“Call me when you need me and I’ll always pick up” each of them say in a different way or tune as they smile, turn around, and go to the next office. Garrett had to go back to his office to grab something, so the line waits patiently for his return. It was very apparent these folks had all the time in the world and they weren’t going anywhere. Washington is their home, these Congressmen are just visiting it. That is when she walks in, with a leopard print skirt just flowing inches above her knees. Those black stilettos control the room, you could here a pin drop. She cuts to the front of the line, looks at me as I’m sitting down and flashes me a smile with her rouge lipstick.
“Is Congressman Garrett in?” she asks in a raspy smokey voice that reminds me of actress Emma Stone. I see on her hip a lanyard with a card for some aerospace corporation with her name and face on it, I know immediately she’s a lobbyist. Someone else butts in to tell her that he is in his office past the secretary’s desk. She smiles, looks at the rest of the long line leading out of the room, and just walks directly in where a stunned Garrett is met with this woman who will wait for no line. No one complains. I guess all lobbyists are equal but some are more equal than others. I later find out there is a hierarchy, and if the others in line wanted to keep their jobs they’d let her through.
She walks out smiling at us all and proceeds to the next representative’s next door.

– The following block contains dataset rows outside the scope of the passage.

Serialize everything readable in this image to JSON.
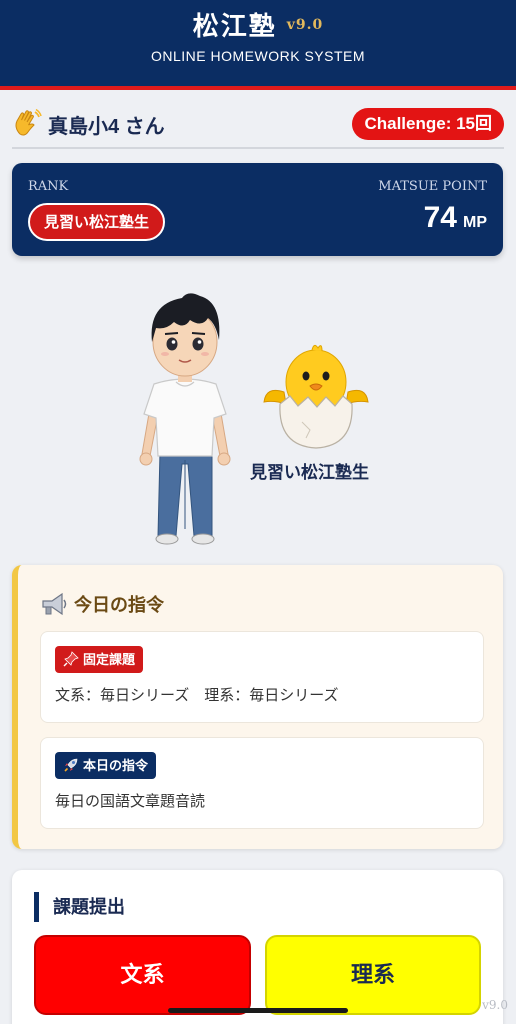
{
  "header": {
    "title": "松江塾",
    "version": "v9.0",
    "subtitle": "ONLINE HOMEWORK SYSTEM"
  },
  "user": {
    "name": "真島小4 さん",
    "challenge": "Challenge: 15回",
    "icon": "waving-hand-icon"
  },
  "rank_card": {
    "rank_label": "RANK",
    "rank_name": "見習い松江塾生",
    "point_label": "MATSUE POINT",
    "point_value": "74",
    "point_unit": "MP"
  },
  "avatar": {
    "caption": "見習い松江塾生",
    "figures": [
      "boy-avatar",
      "hatching-chick-icon"
    ]
  },
  "mission": {
    "title": "今日の指令",
    "icon": "megaphone-icon",
    "fixed": {
      "tag": "固定課題",
      "tag_icon": "pushpin-icon",
      "text": "文系：毎日シリーズ　理系：毎日シリーズ"
    },
    "today": {
      "tag": "本日の指令",
      "tag_icon": "rocket-icon",
      "text": "毎日の国語文章題音読"
    }
  },
  "submission": {
    "title": "課題提出",
    "bunkei": "文系",
    "rikei": "理系"
  },
  "footer": {
    "version": "v9.0"
  },
  "colors": {
    "navy": "#0b2d63",
    "red": "#e31414",
    "yellow": "#ffff00",
    "gold": "#f2c744"
  }
}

I walk out after she does and I hear the representative next door say to the line that he’s done speaking. He notices her as soon as she walks in and she greets him with a kiss on the cheek and a firm hug. Old friends? Who knows, but the mind comes to conclusions of its own. The group from Garrett’s office walks down the hallway to a larger room with coffee and food for the viewing, and it becomes hard not to notice the lines of endless lobbyists coming out of each office. They all wait patiently, they all know at the end of the day, they are the most important people in this building – everyone else just passes through.
Nothing really changes, deals are cut, promises are sacrificed regardless of party control or special interests. The various industrial complexes always fair well regardless as to who is in power. After one-term Garrett grows sick of it all, and with his personal life becoming collateral damage, he sacrifices his job in Washington to save his soul and that of his family’s. “I joke that I have never worked so hard to accomplish so little,” Garrett says to a TV crew sometime before bowing out of a re-election bid, discussing how corrupt and ineffective the political process has become. “The system isn’t broken, there are good people here, the system has been poisoned.”

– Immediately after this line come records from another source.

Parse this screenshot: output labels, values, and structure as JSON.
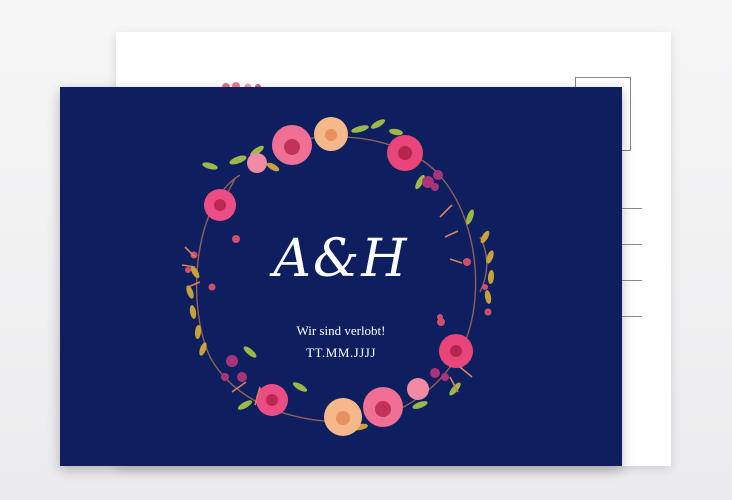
{
  "card": {
    "monogram": "A&H",
    "subtitle": "Wir sind verlobt!",
    "date_placeholder": "TT.MM.JJJJ"
  },
  "colors": {
    "front_background": "#0e1f5f",
    "back_background": "#ffffff",
    "text": "#ffffff",
    "flower_pink": "#e8467a",
    "flower_peach": "#f6b88a",
    "leaf_green": "#9bb848",
    "leaf_gold": "#c9a13a"
  }
}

For visitors to D.C. tomorrow, look out for the woman in stilettos who owns her walk and the control of a room, because her and people like her are ultimately the ones who run the circus, and they are friends with everyone you love and everyone you hate. New Congress, sure, but also the same people who really run the system whose names you’ll never know. I won’t be there. I’ll be doing something useful with my time, but be assured, they will be there, they will always be there.